The mask that disguised Cuban baseball has been removed, as now it has to sustain itself. Thus, it has sunk to sub-Saharan African levels. And this is not due to an economic crisis, but rather a multi-system crisis that will not be solved until the system that "does not work even for us" —as Castro I himself admitted— is dismantled.
It's simple: baseball is part of national life. As such, it cannot escape the country's general decline. Players cannot stand their miserable lives, and want to play baseball freely, manage their own careers, and not be slaves of a tyrannical regime. And they aspire to be millionaires, like their countrymen.
Speaking of millionaire players, in the current 2023 MLB season 29 Cubans are playing. Their combined salaries are likely to exceed the value of all Cuba's tobacco exports this year. They are led by José Abreu, with 19.5 million dollars this year; Yasmani Grandal (18.2); Yoan Moncada (17.8); Raisel Iglesias (16.0) and Jorge Soler (15.0).
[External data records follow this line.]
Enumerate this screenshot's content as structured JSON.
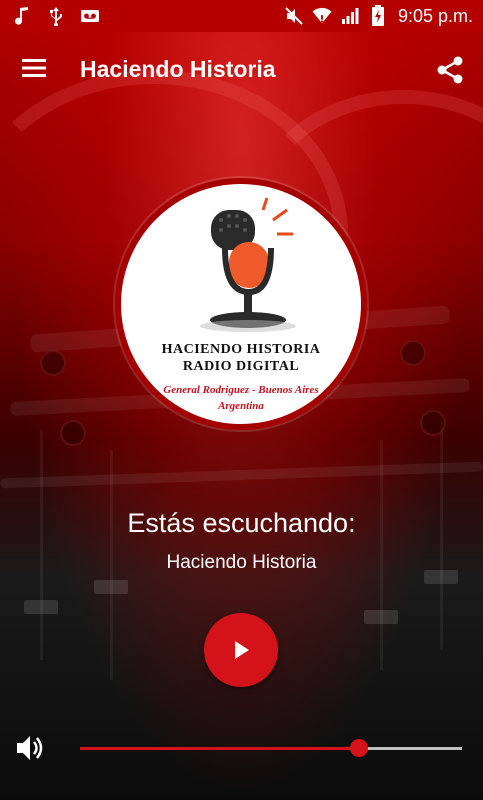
{
  "status_bar": {
    "left_icons": [
      "music-note-icon",
      "usb-icon",
      "voicemail-icon"
    ],
    "right_icons": [
      "mute-icon",
      "wifi-icon",
      "signal-icon",
      "battery-charging-icon"
    ],
    "time": "9:05 p.m."
  },
  "app_bar": {
    "menu_icon": "hamburger-menu-icon",
    "title": "Haciendo Historia",
    "share_icon": "share-icon"
  },
  "logo": {
    "line1": "HACIENDO HISTORIA",
    "line2": "RADIO DIGITAL",
    "place_line1": "General Rodriguez - Buenos Aires",
    "place_line2": "Argentina"
  },
  "now_playing": {
    "heading": "Estás escuchando:",
    "station": "Haciendo Historia"
  },
  "controls": {
    "play_icon": "play-icon",
    "volume_icon": "volume-icon",
    "volume_level": 0.73
  },
  "colors": {
    "accent": "#d3121a",
    "status_bar": "#b40000"
  }
}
How much do players earn on the island? They have a monthly salary of 31.04 dollars, or 3,724 Cuban pesos. Compare this salary with the 1.6 million dollars a month earned by Cienfuegos? "Pito" Abreue arns —exactly 51,546 times what a countryman of his who plays in the Augusto Cesar Sandino Stadium earns.
In Cuba, individual batting and pitching leaders receive an $8.33 (1,000 peso) bonus. Pitchers who work 120 innings and get 10 wins earn an extra $41, as do relievers with 32 appearances and 10 games saved.
Do we need to continue delving into the reasons why Castroist baseball is on the verge of collapse, and why no one can stop players from leaving?
Conclusion: Cuban baseball is also in danger of extinction - just like its beef, pork and milk. Raúl "the Cruel" will not be able to keep the National Baseball Series going for much longer if baseball is not liberated from the shackles in which it was placed by its misanthropic creator.